A standard American diet consists of about 15 percent protein. A diet that is strictly 100 percent plant-based is very healthy, and you end up getting all your protein needs that way. You can also get protein from vegetables, fruits, nuts, beans, seeds, and grains. Frankly, all organic matter contains protein — another reason why veganism makes sense — so as long as you are consuming a variety of foods, your body will get plenty of all the amino acids it needs to build cells and stay healthy. Vegan protein powder also exists if one isn’t convinced to the fullest.
Do you eat eggs or fish?
This question seems to be asked quite a lot. The answer is no, no eggs or fish. Eggs are still a byproduct of animals, and hens are immediately sent to be slaughtered when their bodies can’t produce another egg. This typically only takes a year or two with the horrendous conditions they are forced to live in. Plus, all male chicks are thrown into the trash — alive — or they are thrown into a grinder — alive — and fed back to farm animals. Also, fish are part of the animal kingdom, and many vegans (and nonvegans, for that matter) disagree with many methods used to catch and kill them.
What do you even eat? Salad?
A lot of people think that a vegan diet must be boring if there is no dairy or meat in it. Others fear their favorite food will be taken away or that they just cannot live without meat. However, this is far from the truth! Although it varies from person to person, a vegan diet can include bean burritos, Chinese stir-fry, tofu curry, potatoes, soups, pasta, salad, beans and rice, vegan sandwiches and wraps, the list goes on. And on. And on. And on. Some stores also sell vegan dairy products like cream cheese, cheese, sour cream, butter, yogurt, ice cream, and cookie dough! Also, for the meat lovers, one can buy tasty vegan burgers, hot dogs, sausage, steak, and — yes — even vegan bacon to satisfy those cravings.
Is it hard to eat out?
Almost all restaurants will have something a vegan can order. Many carry an allergy menu that shows what items are and are not dairy-free. However, I usually scan the menu and see what I can find before asking. Some may find it embarrassing to be the person who asks a variety of questions before making a decision to order, but I think one gets used to it with practice. I don’t mind asking if certain foods have dairy products, because for me, I am standing up against animal exploitation. Whether the waiter knows that or not, I do, and it makes me feel proud.
So whether you’re vegan, want to become vegan, or feel that no way in a million years would you give up meat or dairy, do some research and see what is going into your body.

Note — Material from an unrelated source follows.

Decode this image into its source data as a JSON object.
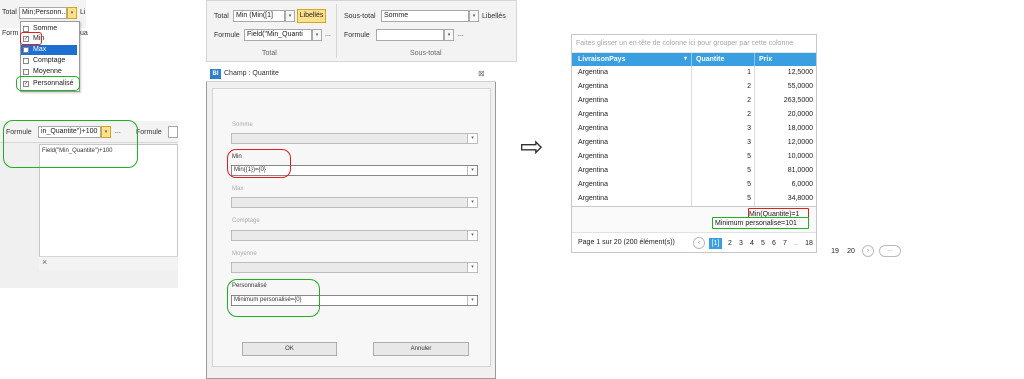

Then, when you eat a meat or dairy product, think about how that item came to be wrapped up neatly inside an “I’m lovin’ it” bag. The answer might surprise you.
For more information on veganism, visit vegan.com.